Félix Tournachon was born into a family of printers. In the 1840s, he moved in socialist, bohemian circles and adopted the pseudonym Nadar (from ‘Tourne à dard’, a nickname he gained because of his talent for caricature). Nadar would become extremely famous for Panthéon Nadar, a photographic panorama of contemporary French celebrities.
With this success, Nadar asked his younger brother Adrien Tournachon to apprentice for him. The duo collaborated for a short period of time, their most famous work together being the series of portraits of the mime artist Charles Deburau, illustrating various expressions, like Surprise and Terror. Nadar relied on his earlier study of medicine and neurology to accurately translate the emotions, and Adrien, with his interest in theatre, also played an important role.
Charles Deburau (and before him his father Baptiste) transformed the commedia dell’arte character Pierrot, a base and thieving knave, into a modern free agent whose clever, quicksilver maneuvering appealed not only to the lower classes but also to the literati. Gautier, Champfleury, Baudelaire, and George Sand saw Pierrot as a metaphor for the creative artist—autonomous, ironic, and endlessly imaginative.
The Deburau series was an immediate hit and won a gold medal at the Universal Exposition of 1855; ironically, it was awarded not to Nadar but to his brother, who by then was operating under the name, “Nadar Jeune” and”Nadar jne”. The brothers acrimoniously split up, and in two lawsuits, Félix claimed exclusive rights to the pseudonym Nadar.
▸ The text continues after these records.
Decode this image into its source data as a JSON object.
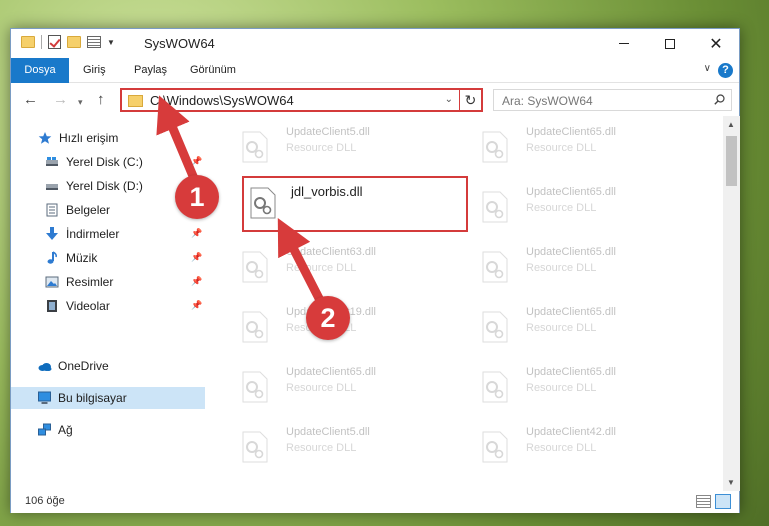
{
  "window": {
    "title": "SysWOW64",
    "min_symbol": "—",
    "close_symbol": "✕"
  },
  "ribbon": {
    "tabs": [
      {
        "label": "Dosya"
      },
      {
        "label": "Giriş"
      },
      {
        "label": "Paylaş"
      },
      {
        "label": "Görünüm"
      }
    ],
    "help": "?"
  },
  "nav": {
    "back": "←",
    "forward": "→",
    "recent": "▾",
    "up": "↑",
    "address": "C:\\Windows\\SysWOW64",
    "address_dropdown": "⌄",
    "refresh": "↻",
    "search_placeholder": "Ara: SysWOW64"
  },
  "sidebar": {
    "items": [
      {
        "label": "Hızlı erişim",
        "icon": "star-icon"
      },
      {
        "label": "Yerel Disk (C:)",
        "icon": "drive-icon",
        "pinned": true
      },
      {
        "label": "Yerel Disk (D:)",
        "icon": "drive-icon",
        "pinned": false
      },
      {
        "label": "Belgeler",
        "icon": "documents-icon",
        "pinned": false
      },
      {
        "label": "İndirmeler",
        "icon": "downloads-icon",
        "pinned": true
      },
      {
        "label": "Müzik",
        "icon": "music-icon",
        "pinned": true
      },
      {
        "label": "Resimler",
        "icon": "pictures-icon",
        "pinned": true
      },
      {
        "label": "Videolar",
        "icon": "videos-icon",
        "pinned": true
      },
      {
        "label": "OneDrive",
        "icon": "onedrive-icon"
      },
      {
        "label": "Bu bilgisayar",
        "icon": "this-pc-icon",
        "selected": true
      },
      {
        "label": "Ağ",
        "icon": "network-icon"
      }
    ],
    "pin_symbol": "📌"
  },
  "files": {
    "left_column": [
      {
        "name": "UpdateClient5.dll",
        "type": "Resource DLL"
      },
      {
        "name": "jdl_vorbis.dll",
        "type": ""
      },
      {
        "name": "UpdateClient63.dll",
        "type": "Resource DLL"
      },
      {
        "name": "UpdateClient19.dll",
        "type": "Resource DLL"
      },
      {
        "name": "UpdateClient65.dll",
        "type": "Resource DLL"
      },
      {
        "name": "UpdateClient5.dll",
        "type": "Resource DLL"
      }
    ],
    "right_column": [
      {
        "name": "UpdateClient65.dll",
        "type": "Resource DLL"
      },
      {
        "name": "UpdateClient65.dll",
        "type": "Resource DLL"
      },
      {
        "name": "UpdateClient65.dll",
        "type": "Resource DLL"
      },
      {
        "name": "UpdateClient65.dll",
        "type": "Resource DLL"
      },
      {
        "name": "UpdateClient65.dll",
        "type": "Resource DLL"
      },
      {
        "name": "UpdateClient42.dll",
        "type": "Resource DLL"
      }
    ]
  },
  "status": {
    "item_count": "106 öğe"
  },
  "callouts": [
    {
      "number": "1"
    },
    {
      "number": "2"
    }
  ],
  "colors": {
    "accent": "#1979ca",
    "highlight": "#d43b3b",
    "selected_bg": "#cce4f7"
  }
}
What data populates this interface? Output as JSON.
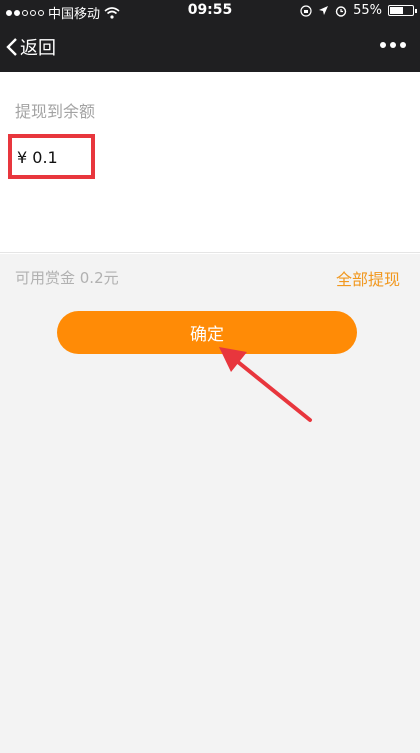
{
  "status_bar": {
    "carrier": "中国移动",
    "time": "09:55",
    "battery": "55%"
  },
  "nav": {
    "back_label": "返回"
  },
  "withdraw": {
    "section_label": "提现到余额",
    "amount": "¥ 0.1",
    "available": "可用赏金 0.2元",
    "withdraw_all": "全部提现"
  },
  "confirm_label": "确定",
  "colors": {
    "nav_bg": "#1f1f21",
    "accent": "#ff8b06",
    "link": "#f1981f",
    "highlight": "#e8363d"
  }
}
Weaker Adrien, who was just the type of lovable rogue Pierrot represented, never recovered from the bitter trial which Félix finally won in 1859.